[RECORDS TO PROCESS]:
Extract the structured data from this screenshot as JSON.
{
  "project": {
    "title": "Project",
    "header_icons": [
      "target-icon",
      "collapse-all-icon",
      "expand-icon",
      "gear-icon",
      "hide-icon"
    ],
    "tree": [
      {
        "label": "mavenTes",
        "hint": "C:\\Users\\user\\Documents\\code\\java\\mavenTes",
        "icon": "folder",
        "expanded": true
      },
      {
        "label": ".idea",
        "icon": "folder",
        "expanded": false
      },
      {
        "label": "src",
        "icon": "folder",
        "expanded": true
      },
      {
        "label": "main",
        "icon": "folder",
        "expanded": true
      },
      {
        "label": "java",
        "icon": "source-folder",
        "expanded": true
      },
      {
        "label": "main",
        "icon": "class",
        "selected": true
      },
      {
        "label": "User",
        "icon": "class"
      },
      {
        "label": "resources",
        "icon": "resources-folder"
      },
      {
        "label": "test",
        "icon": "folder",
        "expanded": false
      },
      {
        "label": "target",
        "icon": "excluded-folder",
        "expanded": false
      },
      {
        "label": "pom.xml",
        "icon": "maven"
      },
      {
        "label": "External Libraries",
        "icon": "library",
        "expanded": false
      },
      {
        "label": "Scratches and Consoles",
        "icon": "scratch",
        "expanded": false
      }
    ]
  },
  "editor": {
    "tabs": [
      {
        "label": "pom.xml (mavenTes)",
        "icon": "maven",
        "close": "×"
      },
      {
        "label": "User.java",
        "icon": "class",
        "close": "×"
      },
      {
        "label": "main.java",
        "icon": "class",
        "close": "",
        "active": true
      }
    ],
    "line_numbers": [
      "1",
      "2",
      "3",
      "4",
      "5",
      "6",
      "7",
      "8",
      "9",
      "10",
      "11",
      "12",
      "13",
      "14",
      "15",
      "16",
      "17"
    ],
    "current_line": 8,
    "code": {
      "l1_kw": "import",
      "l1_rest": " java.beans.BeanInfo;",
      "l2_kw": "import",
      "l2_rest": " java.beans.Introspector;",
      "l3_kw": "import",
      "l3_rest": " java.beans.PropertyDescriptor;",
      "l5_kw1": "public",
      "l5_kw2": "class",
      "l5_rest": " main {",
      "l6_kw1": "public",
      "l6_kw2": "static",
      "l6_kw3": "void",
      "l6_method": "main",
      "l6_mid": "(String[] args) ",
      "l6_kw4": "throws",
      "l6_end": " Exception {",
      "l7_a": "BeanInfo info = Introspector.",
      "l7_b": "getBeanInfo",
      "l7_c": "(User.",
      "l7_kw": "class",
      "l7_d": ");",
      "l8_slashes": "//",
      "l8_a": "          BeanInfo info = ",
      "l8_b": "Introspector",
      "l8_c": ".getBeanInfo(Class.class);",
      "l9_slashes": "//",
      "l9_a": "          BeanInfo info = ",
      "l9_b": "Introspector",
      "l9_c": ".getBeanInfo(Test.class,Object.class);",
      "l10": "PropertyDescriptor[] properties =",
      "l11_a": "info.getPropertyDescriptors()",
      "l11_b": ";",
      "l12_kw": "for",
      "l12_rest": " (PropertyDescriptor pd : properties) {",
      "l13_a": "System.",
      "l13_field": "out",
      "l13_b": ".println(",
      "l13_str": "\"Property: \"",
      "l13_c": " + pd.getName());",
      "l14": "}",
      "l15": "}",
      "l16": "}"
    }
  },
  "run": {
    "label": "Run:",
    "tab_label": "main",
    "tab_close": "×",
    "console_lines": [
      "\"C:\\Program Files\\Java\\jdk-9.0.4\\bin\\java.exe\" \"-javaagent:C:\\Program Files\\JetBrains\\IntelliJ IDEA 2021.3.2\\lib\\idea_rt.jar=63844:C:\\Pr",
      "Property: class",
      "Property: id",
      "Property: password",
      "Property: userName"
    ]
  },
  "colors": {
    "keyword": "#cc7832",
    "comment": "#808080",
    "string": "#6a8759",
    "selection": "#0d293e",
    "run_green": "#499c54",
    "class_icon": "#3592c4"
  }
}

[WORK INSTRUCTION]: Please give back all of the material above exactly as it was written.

[TASK RESULT]:
Extract the structured data from this screenshot as JSON.
{
  "project": {
    "title": "Project",
    "header_icons": [
      "target-icon",
      "collapse-all-icon",
      "expand-icon",
      "gear-icon",
      "hide-icon"
    ],
    "tree": [
      {
        "label": "mavenTes",
        "hint": "C:\\Users\\user\\Documents\\code\\java\\mavenTes",
        "icon": "folder",
        "expanded": true
      },
      {
        "label": ".idea",
        "icon": "folder",
        "expanded": false
      },
      {
        "label": "src",
        "icon": "folder",
        "expanded": true
      },
      {
        "label": "main",
        "icon": "folder",
        "expanded": true
      },
      {
        "label": "java",
        "icon": "source-folder",
        "expanded": true
      },
      {
        "label": "main",
        "icon": "class",
        "selected": true
      },
      {
        "label": "User",
        "icon": "class"
      },
      {
        "label": "resources",
        "icon": "resources-folder"
      },
      {
        "label": "test",
        "icon": "folder",
        "expanded": false
      },
      {
        "label": "target",
        "icon": "excluded-folder",
        "expanded": false
      },
      {
        "label": "pom.xml",
        "icon": "maven"
      },
      {
        "label": "External Libraries",
        "icon": "library",
        "expanded": false
      },
      {
        "label": "Scratches and Consoles",
        "icon": "scratch",
        "expanded": false
      }
    ]
  },
  "editor": {
    "tabs": [
      {
        "label": "pom.xml (mavenTes)",
        "icon": "maven",
        "close": "×"
      },
      {
        "label": "User.java",
        "icon": "class",
        "close": "×"
      },
      {
        "label": "main.java",
        "icon": "class",
        "close": "",
        "active": true
      }
    ],
    "line_numbers": [
      "1",
      "2",
      "3",
      "4",
      "5",
      "6",
      "7",
      "8",
      "9",
      "10",
      "11",
      "12",
      "13",
      "14",
      "15",
      "16",
      "17"
    ],
    "current_line": 8,
    "code": {
      "l1_kw": "import",
      "l1_rest": " java.beans.BeanInfo;",
      "l2_kw": "import",
      "l2_rest": " java.beans.Introspector;",
      "l3_kw": "import",
      "l3_rest": " java.beans.PropertyDescriptor;",
      "l5_kw1": "public",
      "l5_kw2": "class",
      "l5_rest": " main {",
      "l6_kw1": "public",
      "l6_kw2": "static",
      "l6_kw3": "void",
      "l6_method": "main",
      "l6_mid": "(String[] args) ",
      "l6_kw4": "throws",
      "l6_end": " Exception {",
      "l7_a": "BeanInfo info = Introspector.",
      "l7_b": "getBeanInfo",
      "l7_c": "(User.",
      "l7_kw": "class",
      "l7_d": ");",
      "l8_slashes": "//",
      "l8_a": "          BeanInfo info = ",
      "l8_b": "Introspector",
      "l8_c": ".getBeanInfo(Class.class);",
      "l9_slashes": "//",
      "l9_a": "          BeanInfo info = ",
      "l9_b": "Introspector",
      "l9_c": ".getBeanInfo(Test.class,Object.class);",
      "l10": "PropertyDescriptor[] properties =",
      "l11_a": "info.getPropertyDescriptors()",
      "l11_b": ";",
      "l12_kw": "for",
      "l12_rest": " (PropertyDescriptor pd : properties) {",
      "l13_a": "System.",
      "l13_field": "out",
      "l13_b": ".println(",
      "l13_str": "\"Property: \"",
      "l13_c": " + pd.getName());",
      "l14": "}",
      "l15": "}",
      "l16": "}"
    }
  },
  "run": {
    "label": "Run:",
    "tab_label": "main",
    "tab_close": "×",
    "console_lines": [
      "\"C:\\Program Files\\Java\\jdk-9.0.4\\bin\\java.exe\" \"-javaagent:C:\\Program Files\\JetBrains\\IntelliJ IDEA 2021.3.2\\lib\\idea_rt.jar=63844:C:\\Pr",
      "Property: class",
      "Property: id",
      "Property: password",
      "Property: userName"
    ]
  },
  "colors": {
    "keyword": "#cc7832",
    "comment": "#808080",
    "string": "#6a8759",
    "selection": "#0d293e",
    "run_green": "#499c54",
    "class_icon": "#3592c4"
  }
}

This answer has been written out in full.